▶ WORK REQUIRED
Nothing in the copy should be a picture; everything else in the listing is to be restated exactly.

━━━ DATA TO EXAMINE

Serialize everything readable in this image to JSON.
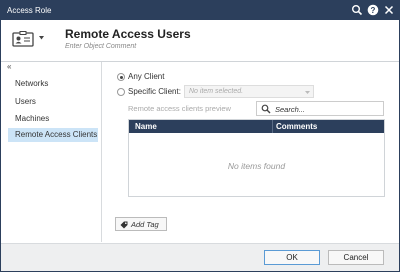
{
  "window": {
    "title": "Access Role"
  },
  "titlebar_icons": [
    "search-icon",
    "help-icon",
    "close-icon"
  ],
  "header": {
    "name": "Remote Access Users",
    "comment_placeholder": "Enter Object Comment"
  },
  "sidebar": {
    "collapse_glyph": "«",
    "items": [
      {
        "label": "Networks",
        "active": false
      },
      {
        "label": "Users",
        "active": false
      },
      {
        "label": "Machines",
        "active": false
      },
      {
        "label": "Remote Access Clients",
        "active": true
      }
    ]
  },
  "clients": {
    "any_label": "Any Client",
    "specific_label": "Specific Client:",
    "selected": "any",
    "select_placeholder": "No item selected.",
    "preview_label": "Remote access clients preview",
    "search_placeholder": "Search...",
    "table": {
      "columns": [
        "Name",
        "Comments"
      ],
      "rows": [],
      "empty_text": "No items found"
    }
  },
  "tags": {
    "add_label": "Add Tag"
  },
  "footer": {
    "ok_label": "OK",
    "cancel_label": "Cancel"
  },
  "colors": {
    "titlebar": "#2c3f5c",
    "active_nav": "#cce4f7",
    "footer": "#eeeff0"
  }
}
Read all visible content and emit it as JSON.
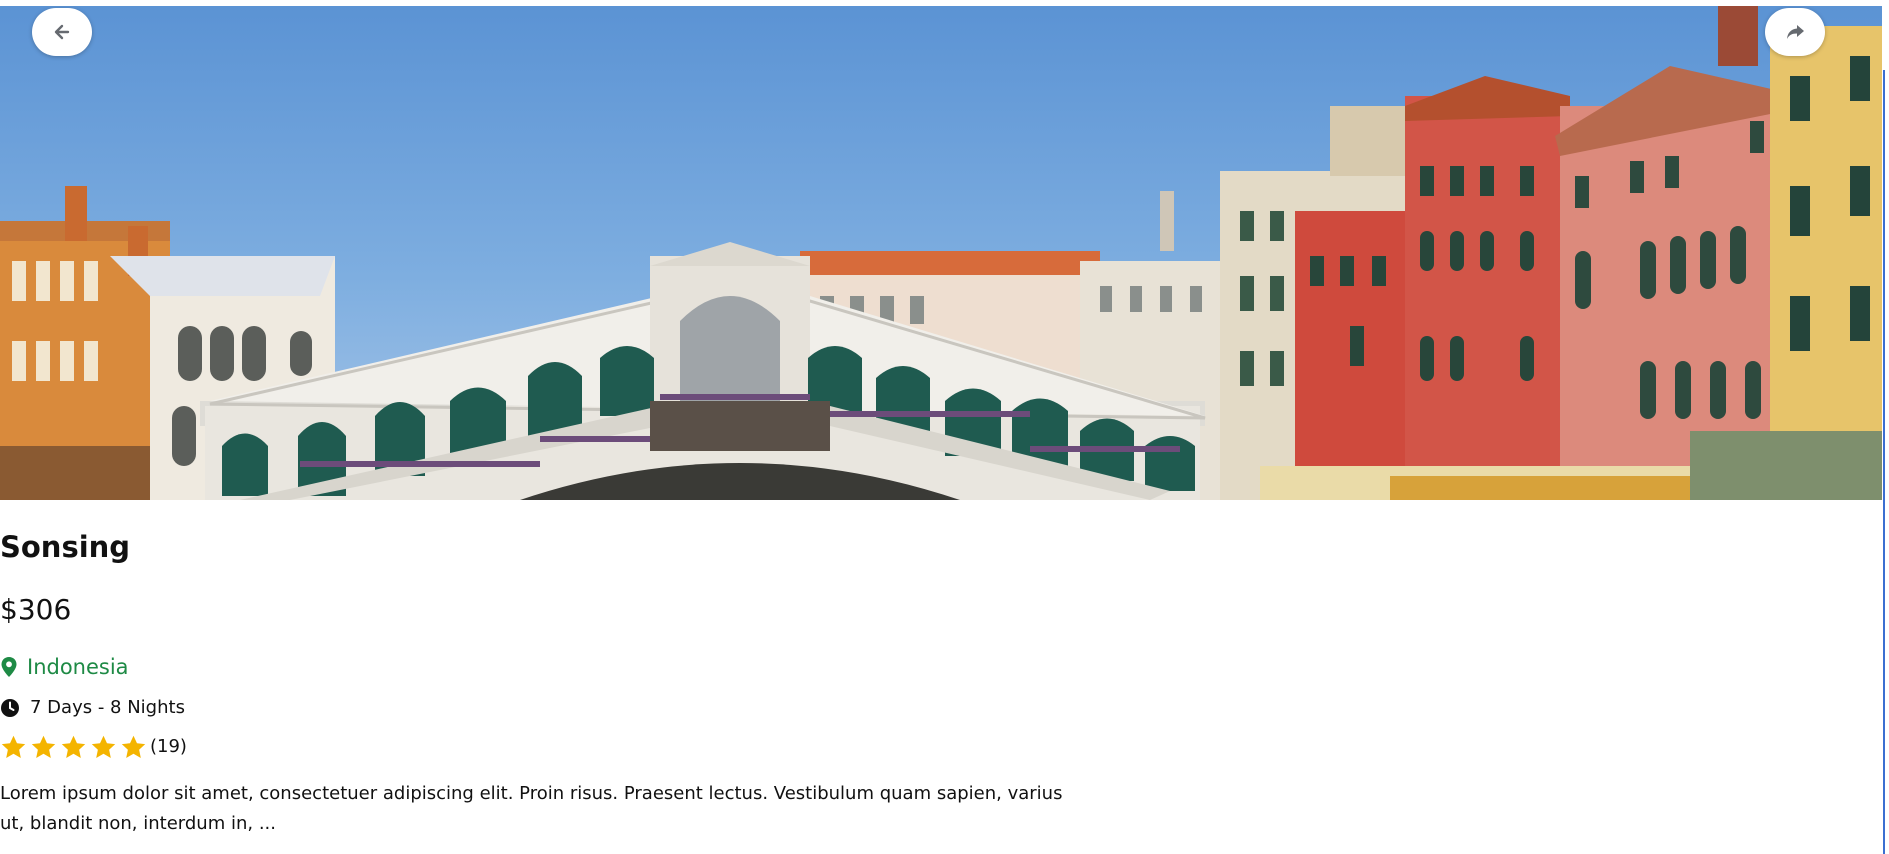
{
  "hero": {
    "back_icon": "arrow-left-icon",
    "share_icon": "share-arrow-icon"
  },
  "listing": {
    "name": "Sonsing",
    "price": "$306",
    "location": "Indonesia",
    "duration": "7 Days - 8 Nights",
    "rating_stars": 5,
    "rating_count": "(19)",
    "description": "Lorem ipsum dolor sit amet, consectetuer adipiscing elit. Proin risus. Praesent lectus. Vestibulum quam sapien, varius ut, blandit non, interdum in, ..."
  },
  "colors": {
    "location_green": "#1e8a45",
    "star_gold": "#f4b400",
    "text": "#111111"
  }
}
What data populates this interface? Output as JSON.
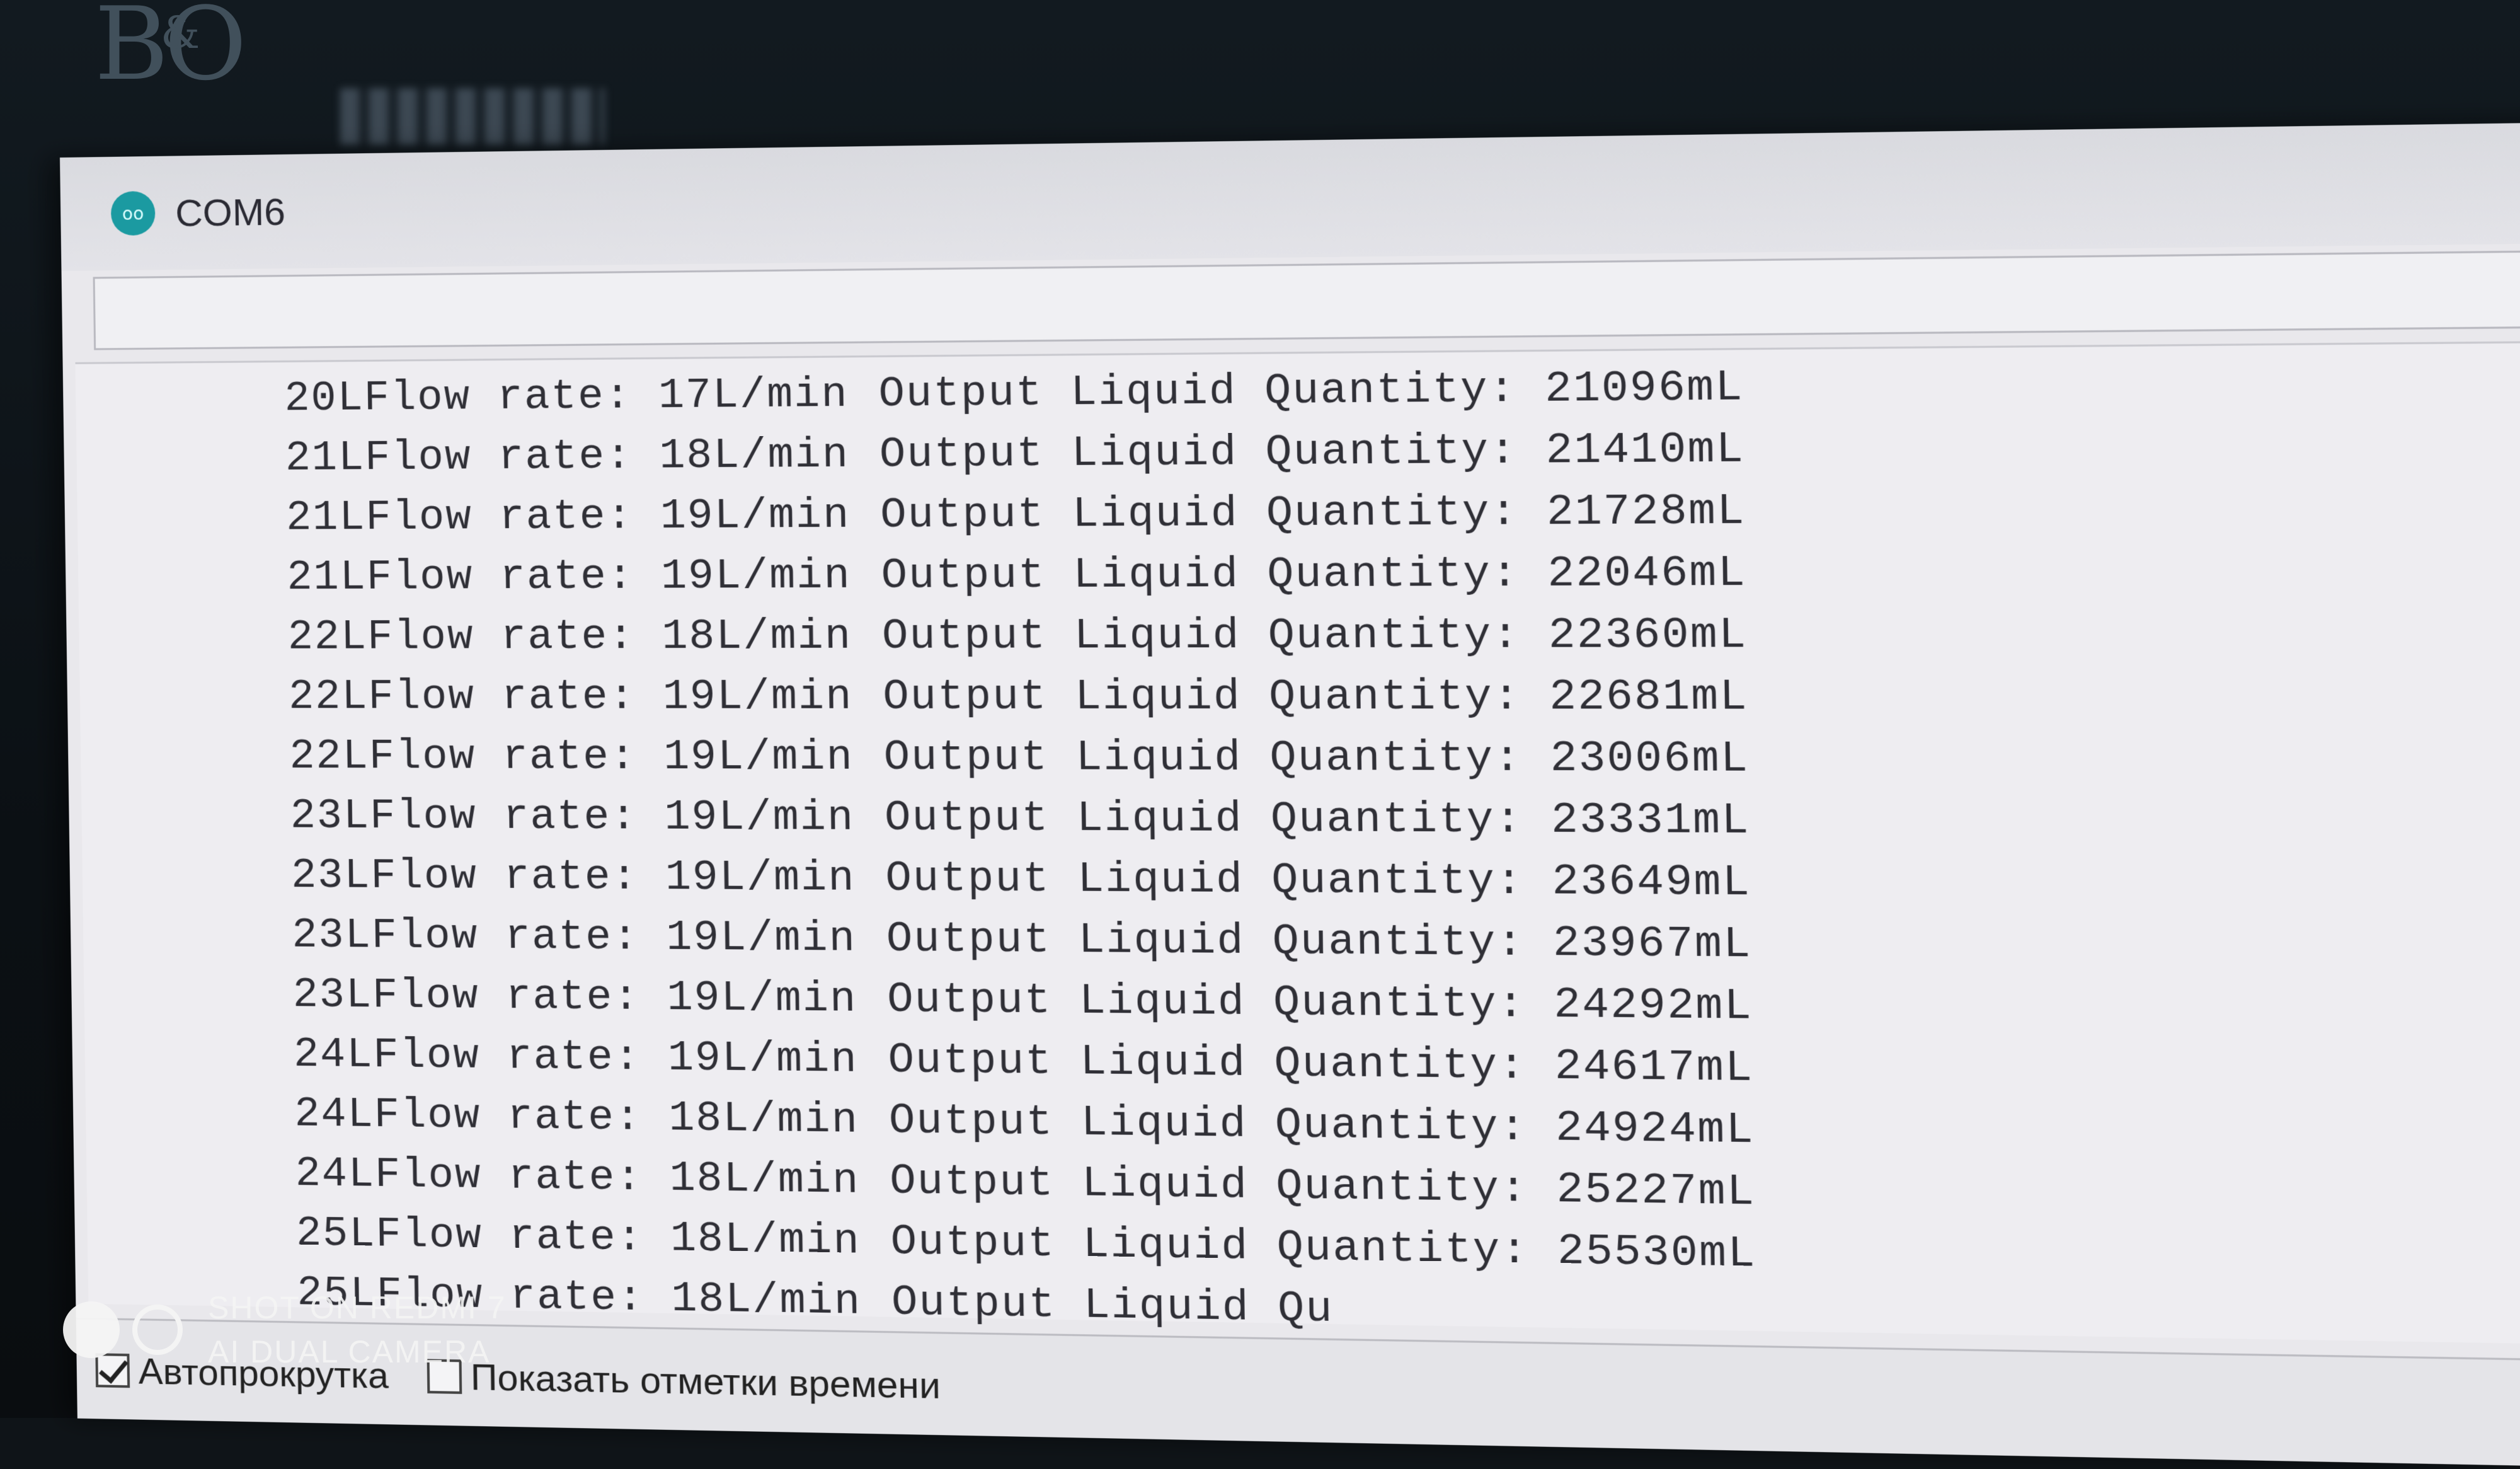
{
  "window": {
    "title": "COM6",
    "app_icon_label": "oo"
  },
  "serial_lines": [
    {
      "a": "20LFlow rate: 17L/min",
      "b": "Output Liquid Quantity: 21096mL"
    },
    {
      "a": "21LFlow rate: 18L/min",
      "b": "Output Liquid Quantity: 21410mL"
    },
    {
      "a": "21LFlow rate: 19L/min",
      "b": "Output Liquid Quantity: 21728mL"
    },
    {
      "a": "21LFlow rate: 19L/min",
      "b": "Output Liquid Quantity: 22046mL"
    },
    {
      "a": "22LFlow rate: 18L/min",
      "b": "Output Liquid Quantity: 22360mL"
    },
    {
      "a": "22LFlow rate: 19L/min",
      "b": "Output Liquid Quantity: 22681mL"
    },
    {
      "a": "22LFlow rate: 19L/min",
      "b": "Output Liquid Quantity: 23006mL"
    },
    {
      "a": "23LFlow rate: 19L/min",
      "b": "Output Liquid Quantity: 23331mL"
    },
    {
      "a": "23LFlow rate: 19L/min",
      "b": "Output Liquid Quantity: 23649mL"
    },
    {
      "a": "23LFlow rate: 19L/min",
      "b": "Output Liquid Quantity: 23967mL"
    },
    {
      "a": "23LFlow rate: 19L/min",
      "b": "Output Liquid Quantity: 24292mL"
    },
    {
      "a": "24LFlow rate: 19L/min",
      "b": "Output Liquid Quantity: 24617mL"
    },
    {
      "a": "24LFlow rate: 18L/min",
      "b": "Output Liquid Quantity: 24924mL"
    },
    {
      "a": "24LFlow rate: 18L/min",
      "b": "Output Liquid Quantity: 25227mL"
    },
    {
      "a": "25LFlow rate: 18L/min",
      "b": "Output Liquid Quantity: 25530mL"
    },
    {
      "a": "25LFlow rate: 18L/min",
      "b": "Output Liquid Qu"
    }
  ],
  "bottom_bar": {
    "autoscroll_label": "Автопрокрутка",
    "autoscroll_checked": true,
    "timestamps_label": "Показать отметки времени",
    "timestamps_checked": false
  },
  "watermark": {
    "line1": "SHOT ON REDMI 7",
    "line2": "AI DUAL CAMERA"
  }
}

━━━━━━

▶ OUTPUT OF THE EXERCISE
Serialize everything readable in this image to JSON.
{
  "window": {
    "title": "Access Role"
  },
  "titlebar_icons": [
    "search-icon",
    "help-icon",
    "close-icon"
  ],
  "header": {
    "name": "Remote Access Users",
    "comment_placeholder": "Enter Object Comment"
  },
  "sidebar": {
    "collapse_glyph": "«",
    "items": [
      {
        "label": "Networks",
        "active": false
      },
      {
        "label": "Users",
        "active": false
      },
      {
        "label": "Machines",
        "active": false
      },
      {
        "label": "Remote Access Clients",
        "active": true
      }
    ]
  },
  "clients": {
    "any_label": "Any Client",
    "specific_label": "Specific Client:",
    "selected": "any",
    "select_placeholder": "No item selected.",
    "preview_label": "Remote access clients preview",
    "search_placeholder": "Search...",
    "table": {
      "columns": [
        "Name",
        "Comments"
      ],
      "rows": [],
      "empty_text": "No items found"
    }
  },
  "tags": {
    "add_label": "Add Tag"
  },
  "footer": {
    "ok_label": "OK",
    "cancel_label": "Cancel"
  },
  "colors": {
    "titlebar": "#2c3f5c",
    "active_nav": "#cce4f7",
    "footer": "#eeeff0"
  }
}
Read all visible content and emit it as JSON.
{
  "hero": {
    "back_icon": "arrow-left-icon",
    "share_icon": "share-arrow-icon"
  },
  "listing": {
    "name": "Sonsing",
    "price": "$306",
    "location": "Indonesia",
    "duration": "7 Days - 8 Nights",
    "rating_stars": 5,
    "rating_count": "(19)",
    "description": "Lorem ipsum dolor sit amet, consectetuer adipiscing elit. Proin risus. Praesent lectus. Vestibulum quam sapien, varius ut, blandit non, interdum in, ..."
  },
  "colors": {
    "location_green": "#1e8a45",
    "star_gold": "#f4b400",
    "text": "#111111"
  }
}
What data populates this interface? Output as JSON.
{
  "window": {
    "title": "COM6",
    "app_icon_label": "oo"
  },
  "serial_lines": [
    {
      "a": "20LFlow rate: 17L/min",
      "b": "Output Liquid Quantity: 21096mL"
    },
    {
      "a": "21LFlow rate: 18L/min",
      "b": "Output Liquid Quantity: 21410mL"
    },
    {
      "a": "21LFlow rate: 19L/min",
      "b": "Output Liquid Quantity: 21728mL"
    },
    {
      "a": "21LFlow rate: 19L/min",
      "b": "Output Liquid Quantity: 22046mL"
    },
    {
      "a": "22LFlow rate: 18L/min",
      "b": "Output Liquid Quantity: 22360mL"
    },
    {
      "a": "22LFlow rate: 19L/min",
      "b": "Output Liquid Quantity: 22681mL"
    },
    {
      "a": "22LFlow rate: 19L/min",
      "b": "Output Liquid Quantity: 23006mL"
    },
    {
      "a": "23LFlow rate: 19L/min",
      "b": "Output Liquid Quantity: 23331mL"
    },
    {
      "a": "23LFlow rate: 19L/min",
      "b": "Output Liquid Quantity: 23649mL"
    },
    {
      "a": "23LFlow rate: 19L/min",
      "b": "Output Liquid Quantity: 23967mL"
    },
    {
      "a": "23LFlow rate: 19L/min",
      "b": "Output Liquid Quantity: 24292mL"
    },
    {
      "a": "24LFlow rate: 19L/min",
      "b": "Output Liquid Quantity: 24617mL"
    },
    {
      "a": "24LFlow rate: 18L/min",
      "b": "Output Liquid Quantity: 24924mL"
    },
    {
      "a": "24LFlow rate: 18L/min",
      "b": "Output Liquid Quantity: 25227mL"
    },
    {
      "a": "25LFlow rate: 18L/min",
      "b": "Output Liquid Quantity: 25530mL"
    },
    {
      "a": "25LFlow rate: 18L/min",
      "b": "Output Liquid Qu"
    }
  ],
  "bottom_bar": {
    "autoscroll_label": "Автопрокрутка",
    "autoscroll_checked": true,
    "timestamps_label": "Показать отметки времени",
    "timestamps_checked": false
  },
  "watermark": {
    "line1": "SHOT ON REDMI 7",
    "line2": "AI DUAL CAMERA"
  }
}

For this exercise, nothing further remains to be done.